His proposal posits an interior architecture used to upgrade existing buildings. For Forecast, Bujnowskyj intends to design and build experimental furniture on a 1:1 scale, creating new domestic objects that interact with the infosphere by shielding electromagnetic waves or filtering information and thus allow conventional building typologies to be adapted to new uses. Bujnowskyj will first develop a series of speculative projects based on Berlin’s typical dwellings, then take a tight selection of designs to the production stage.
Bujnowskyj’s previous academic projects have allowed him to develop his ideas and explore themes related to Fullspectrum Furniture: In 2016 he designed 404, a pavilion that protects its users from digital surveillance and passive data privatization in public space.
“Our society is now facing the emergence of a certain post-digital condition, where our economy, culture, social conventions, and inevitably architecture, too, are deeply influenced by the diffuse, long-term consequences of digital technologies on a global scale. Bujnowskyj’s pieces center on the ‘infosphere’ and ‘Fullspectrum’ architecture. In his project for Forecast, he managed to translate these theoretical ideas into a few attractive and practical objects which sit nicely with the troubled understanding of the self in relation to technological reality today, and also tie into longer-standing traditions of living and human interaction.”
— Peter Richter, Süddeutsche Zeitung, October 29, 2017

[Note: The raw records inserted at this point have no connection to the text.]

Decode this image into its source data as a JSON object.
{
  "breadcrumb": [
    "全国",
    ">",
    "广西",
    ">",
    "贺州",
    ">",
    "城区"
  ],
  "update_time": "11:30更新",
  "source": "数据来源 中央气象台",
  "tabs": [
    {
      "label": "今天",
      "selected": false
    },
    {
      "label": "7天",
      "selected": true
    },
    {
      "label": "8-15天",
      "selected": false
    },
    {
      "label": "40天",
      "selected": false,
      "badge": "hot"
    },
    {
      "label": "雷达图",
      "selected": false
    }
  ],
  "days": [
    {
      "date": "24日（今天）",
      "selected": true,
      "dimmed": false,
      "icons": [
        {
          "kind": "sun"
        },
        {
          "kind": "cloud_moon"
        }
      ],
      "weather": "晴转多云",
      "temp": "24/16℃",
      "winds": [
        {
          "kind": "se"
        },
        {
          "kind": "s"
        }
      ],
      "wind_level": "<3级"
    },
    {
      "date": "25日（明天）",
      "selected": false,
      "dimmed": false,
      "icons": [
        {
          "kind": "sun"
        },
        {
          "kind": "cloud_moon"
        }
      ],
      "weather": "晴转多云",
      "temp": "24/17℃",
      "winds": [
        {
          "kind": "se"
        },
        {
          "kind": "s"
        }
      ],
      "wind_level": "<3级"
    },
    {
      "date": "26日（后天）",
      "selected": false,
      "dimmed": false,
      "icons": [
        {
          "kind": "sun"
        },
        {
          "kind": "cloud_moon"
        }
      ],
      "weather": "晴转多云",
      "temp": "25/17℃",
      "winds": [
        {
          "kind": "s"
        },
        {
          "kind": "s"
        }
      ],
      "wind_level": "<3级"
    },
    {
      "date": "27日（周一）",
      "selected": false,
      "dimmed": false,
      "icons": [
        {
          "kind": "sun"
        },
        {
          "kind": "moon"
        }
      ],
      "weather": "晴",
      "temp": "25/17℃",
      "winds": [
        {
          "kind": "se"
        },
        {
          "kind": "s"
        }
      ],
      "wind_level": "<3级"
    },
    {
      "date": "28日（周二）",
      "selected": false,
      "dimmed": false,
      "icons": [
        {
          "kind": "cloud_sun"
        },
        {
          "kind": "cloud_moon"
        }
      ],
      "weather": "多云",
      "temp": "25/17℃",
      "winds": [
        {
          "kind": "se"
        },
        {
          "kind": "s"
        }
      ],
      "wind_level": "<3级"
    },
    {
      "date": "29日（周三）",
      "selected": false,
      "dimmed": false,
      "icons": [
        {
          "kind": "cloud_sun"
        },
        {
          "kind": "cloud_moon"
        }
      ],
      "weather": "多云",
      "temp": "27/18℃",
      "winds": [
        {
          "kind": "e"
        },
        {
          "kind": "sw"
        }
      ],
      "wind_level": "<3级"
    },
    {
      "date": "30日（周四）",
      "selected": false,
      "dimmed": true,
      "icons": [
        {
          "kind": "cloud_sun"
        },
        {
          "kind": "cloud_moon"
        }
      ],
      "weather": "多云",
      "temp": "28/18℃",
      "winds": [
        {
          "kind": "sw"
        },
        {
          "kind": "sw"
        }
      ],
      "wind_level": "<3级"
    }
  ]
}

Mathieu Bujnowskyj is an architect and editor. Learn more about his work at mathieubujnowskyj.com.